_To do_: Only lines with the string "icon" are wanted. Pull them out of the data.

_Data supplied_:

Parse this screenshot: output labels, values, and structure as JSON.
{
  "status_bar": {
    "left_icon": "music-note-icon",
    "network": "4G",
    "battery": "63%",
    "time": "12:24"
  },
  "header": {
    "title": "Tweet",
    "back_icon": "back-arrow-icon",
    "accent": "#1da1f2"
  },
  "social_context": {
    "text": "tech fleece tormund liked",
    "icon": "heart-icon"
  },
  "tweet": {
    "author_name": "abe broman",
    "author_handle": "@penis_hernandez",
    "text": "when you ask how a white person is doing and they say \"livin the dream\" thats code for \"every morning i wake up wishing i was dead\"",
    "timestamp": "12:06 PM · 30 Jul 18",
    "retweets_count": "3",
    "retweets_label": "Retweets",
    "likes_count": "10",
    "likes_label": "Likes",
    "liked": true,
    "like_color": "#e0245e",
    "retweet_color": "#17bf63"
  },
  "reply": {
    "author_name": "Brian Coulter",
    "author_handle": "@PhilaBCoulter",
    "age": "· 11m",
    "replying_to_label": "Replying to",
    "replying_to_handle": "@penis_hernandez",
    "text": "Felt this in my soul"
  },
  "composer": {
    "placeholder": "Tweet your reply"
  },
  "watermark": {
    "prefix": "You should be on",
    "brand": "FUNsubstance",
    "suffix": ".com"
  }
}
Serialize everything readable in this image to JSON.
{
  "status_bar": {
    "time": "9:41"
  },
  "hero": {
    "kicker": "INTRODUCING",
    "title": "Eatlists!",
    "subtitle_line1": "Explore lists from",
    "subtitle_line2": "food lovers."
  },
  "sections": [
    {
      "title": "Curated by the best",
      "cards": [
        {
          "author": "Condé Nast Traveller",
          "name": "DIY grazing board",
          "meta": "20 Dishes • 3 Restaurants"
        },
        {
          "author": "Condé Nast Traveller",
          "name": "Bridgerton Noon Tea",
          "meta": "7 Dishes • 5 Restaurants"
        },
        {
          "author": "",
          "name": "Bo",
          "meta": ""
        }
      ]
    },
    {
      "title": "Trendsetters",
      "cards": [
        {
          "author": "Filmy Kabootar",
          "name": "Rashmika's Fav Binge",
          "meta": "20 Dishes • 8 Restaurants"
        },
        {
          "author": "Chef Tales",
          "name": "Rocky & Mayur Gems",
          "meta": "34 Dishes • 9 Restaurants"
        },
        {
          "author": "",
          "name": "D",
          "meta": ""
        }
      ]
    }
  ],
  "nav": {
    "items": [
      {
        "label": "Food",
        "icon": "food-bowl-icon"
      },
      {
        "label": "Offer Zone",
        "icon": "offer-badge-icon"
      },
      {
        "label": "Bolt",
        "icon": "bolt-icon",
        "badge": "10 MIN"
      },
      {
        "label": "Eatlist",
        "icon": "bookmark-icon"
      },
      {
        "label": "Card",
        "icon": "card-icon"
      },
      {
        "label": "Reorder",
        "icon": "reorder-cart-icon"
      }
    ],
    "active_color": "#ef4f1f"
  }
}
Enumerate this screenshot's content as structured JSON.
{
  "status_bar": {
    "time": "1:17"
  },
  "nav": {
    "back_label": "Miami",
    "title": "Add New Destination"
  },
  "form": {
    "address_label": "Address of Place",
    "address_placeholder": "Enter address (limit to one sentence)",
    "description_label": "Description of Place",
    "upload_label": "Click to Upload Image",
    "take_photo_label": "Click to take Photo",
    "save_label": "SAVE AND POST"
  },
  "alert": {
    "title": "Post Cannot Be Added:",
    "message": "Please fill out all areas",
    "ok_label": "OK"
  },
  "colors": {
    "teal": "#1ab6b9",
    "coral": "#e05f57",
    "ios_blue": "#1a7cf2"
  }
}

_Written reply_:
    "left_icon": "music-note-icon",
    "back_icon": "back-arrow-icon",
    "icon": "heart-icon"
        "icon": "food-bowl-icon"
        "icon": "offer-badge-icon"
        "icon": "bolt-icon",
        "icon": "bookmark-icon"
        "icon": "card-icon"
        "icon": "reorder-cart-icon"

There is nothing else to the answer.